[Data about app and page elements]
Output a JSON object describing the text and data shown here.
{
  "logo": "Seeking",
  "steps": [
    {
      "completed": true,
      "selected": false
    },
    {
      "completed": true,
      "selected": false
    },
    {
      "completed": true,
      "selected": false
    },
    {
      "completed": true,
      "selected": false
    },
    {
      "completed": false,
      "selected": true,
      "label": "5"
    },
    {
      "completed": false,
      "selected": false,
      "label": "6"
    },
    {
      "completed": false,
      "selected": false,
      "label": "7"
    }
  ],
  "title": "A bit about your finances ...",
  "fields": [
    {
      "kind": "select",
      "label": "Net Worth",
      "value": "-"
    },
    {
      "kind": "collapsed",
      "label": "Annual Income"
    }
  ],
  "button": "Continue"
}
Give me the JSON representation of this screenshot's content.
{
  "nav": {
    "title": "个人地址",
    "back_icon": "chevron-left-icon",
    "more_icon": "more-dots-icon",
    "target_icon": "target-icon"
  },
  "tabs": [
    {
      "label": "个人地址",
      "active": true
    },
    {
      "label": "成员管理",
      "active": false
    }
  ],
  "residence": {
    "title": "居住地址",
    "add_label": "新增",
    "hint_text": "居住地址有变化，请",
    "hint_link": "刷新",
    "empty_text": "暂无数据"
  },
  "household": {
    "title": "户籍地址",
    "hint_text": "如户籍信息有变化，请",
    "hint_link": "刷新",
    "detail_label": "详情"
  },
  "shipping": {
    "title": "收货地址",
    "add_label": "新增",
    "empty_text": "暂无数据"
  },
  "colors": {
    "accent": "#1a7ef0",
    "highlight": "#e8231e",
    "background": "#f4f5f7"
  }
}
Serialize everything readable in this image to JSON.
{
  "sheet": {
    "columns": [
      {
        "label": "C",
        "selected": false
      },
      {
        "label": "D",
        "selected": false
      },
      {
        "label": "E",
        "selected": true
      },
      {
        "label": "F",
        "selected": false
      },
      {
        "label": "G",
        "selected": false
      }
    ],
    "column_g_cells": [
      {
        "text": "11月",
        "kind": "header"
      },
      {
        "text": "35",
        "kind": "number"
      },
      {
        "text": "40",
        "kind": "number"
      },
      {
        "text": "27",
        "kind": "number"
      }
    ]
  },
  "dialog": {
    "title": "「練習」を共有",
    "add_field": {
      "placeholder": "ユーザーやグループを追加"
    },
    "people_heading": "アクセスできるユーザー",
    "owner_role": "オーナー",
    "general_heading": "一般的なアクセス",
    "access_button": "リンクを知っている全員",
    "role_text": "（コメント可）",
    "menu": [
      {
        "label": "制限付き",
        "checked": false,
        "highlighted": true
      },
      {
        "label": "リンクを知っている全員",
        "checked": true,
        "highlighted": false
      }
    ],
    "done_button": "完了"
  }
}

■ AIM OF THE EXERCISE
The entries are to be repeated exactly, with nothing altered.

■ FINISHED TASK
Output a JSON object describing the text and data shown here.
{
  "logo": "Seeking",
  "steps": [
    {
      "completed": true,
      "selected": false
    },
    {
      "completed": true,
      "selected": false
    },
    {
      "completed": true,
      "selected": false
    },
    {
      "completed": true,
      "selected": false
    },
    {
      "completed": false,
      "selected": true,
      "label": "5"
    },
    {
      "completed": false,
      "selected": false,
      "label": "6"
    },
    {
      "completed": false,
      "selected": false,
      "label": "7"
    }
  ],
  "title": "A bit about your finances ...",
  "fields": [
    {
      "kind": "select",
      "label": "Net Worth",
      "value": "-"
    },
    {
      "kind": "collapsed",
      "label": "Annual Income"
    }
  ],
  "button": "Continue"
}
Give me the JSON representation of this screenshot's content.
{
  "nav": {
    "title": "个人地址",
    "back_icon": "chevron-left-icon",
    "more_icon": "more-dots-icon",
    "target_icon": "target-icon"
  },
  "tabs": [
    {
      "label": "个人地址",
      "active": true
    },
    {
      "label": "成员管理",
      "active": false
    }
  ],
  "residence": {
    "title": "居住地址",
    "add_label": "新增",
    "hint_text": "居住地址有变化，请",
    "hint_link": "刷新",
    "empty_text": "暂无数据"
  },
  "household": {
    "title": "户籍地址",
    "hint_text": "如户籍信息有变化，请",
    "hint_link": "刷新",
    "detail_label": "详情"
  },
  "shipping": {
    "title": "收货地址",
    "add_label": "新增",
    "empty_text": "暂无数据"
  },
  "colors": {
    "accent": "#1a7ef0",
    "highlight": "#e8231e",
    "background": "#f4f5f7"
  }
}
Serialize everything readable in this image to JSON.
{
  "sheet": {
    "columns": [
      {
        "label": "C",
        "selected": false
      },
      {
        "label": "D",
        "selected": false
      },
      {
        "label": "E",
        "selected": true
      },
      {
        "label": "F",
        "selected": false
      },
      {
        "label": "G",
        "selected": false
      }
    ],
    "column_g_cells": [
      {
        "text": "11月",
        "kind": "header"
      },
      {
        "text": "35",
        "kind": "number"
      },
      {
        "text": "40",
        "kind": "number"
      },
      {
        "text": "27",
        "kind": "number"
      }
    ]
  },
  "dialog": {
    "title": "「練習」を共有",
    "add_field": {
      "placeholder": "ユーザーやグループを追加"
    },
    "people_heading": "アクセスできるユーザー",
    "owner_role": "オーナー",
    "general_heading": "一般的なアクセス",
    "access_button": "リンクを知っている全員",
    "role_text": "（コメント可）",
    "menu": [
      {
        "label": "制限付き",
        "checked": false,
        "highlighted": true
      },
      {
        "label": "リンクを知っている全員",
        "checked": true,
        "highlighted": false
      }
    ],
    "done_button": "完了"
  }
}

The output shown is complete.